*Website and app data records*
::::::::::

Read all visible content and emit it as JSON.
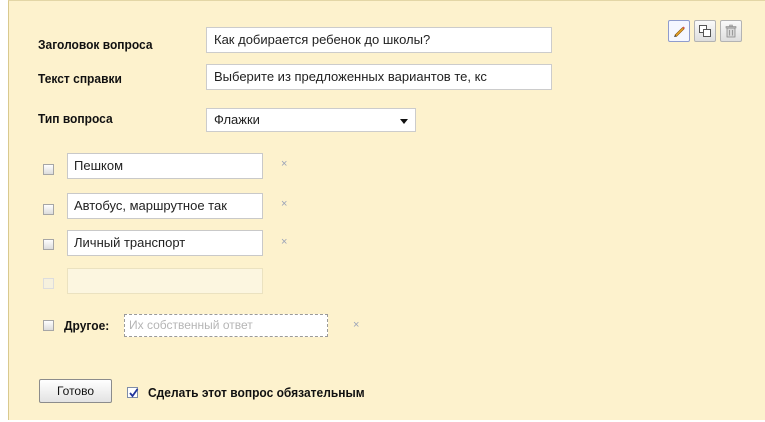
{
  "form": {
    "title_label": "Заголовок вопроса",
    "title_value": "Как добирается ребенок до школы?",
    "help_label": "Текст справки",
    "help_value": "Выберите из предложенных вариантов те, кс",
    "type_label": "Тип вопроса",
    "type_value": "Флажки"
  },
  "options": [
    {
      "label": "Пешком"
    },
    {
      "label": "Автобус, маршрутное так"
    },
    {
      "label": "Личный транспорт"
    }
  ],
  "other": {
    "label": "Другое:",
    "placeholder": "Их собственный ответ"
  },
  "remove_glyph": "×",
  "footer": {
    "done_label": "Готово",
    "required_label": "Сделать этот вопрос обязательным",
    "required_checked": true
  },
  "toolbar": {
    "icons": [
      "pencil-icon",
      "copy-icon",
      "trash-icon"
    ]
  },
  "colors": {
    "panel_bg": "#fdf2cd",
    "accent": "#7f8da8"
  }
}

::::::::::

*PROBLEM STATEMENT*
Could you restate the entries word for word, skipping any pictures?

*EXERCISE OUTPUT*
Read all visible content and emit it as JSON.
{
  "form": {
    "title_label": "Заголовок вопроса",
    "title_value": "Как добирается ребенок до школы?",
    "help_label": "Текст справки",
    "help_value": "Выберите из предложенных вариантов те, кс",
    "type_label": "Тип вопроса",
    "type_value": "Флажки"
  },
  "options": [
    {
      "label": "Пешком"
    },
    {
      "label": "Автобус, маршрутное так"
    },
    {
      "label": "Личный транспорт"
    }
  ],
  "other": {
    "label": "Другое:",
    "placeholder": "Их собственный ответ"
  },
  "remove_glyph": "×",
  "footer": {
    "done_label": "Готово",
    "required_label": "Сделать этот вопрос обязательным",
    "required_checked": true
  },
  "toolbar": {
    "icons": [
      "pencil-icon",
      "copy-icon",
      "trash-icon"
    ]
  },
  "colors": {
    "panel_bg": "#fdf2cd",
    "accent": "#7f8da8"
  }
}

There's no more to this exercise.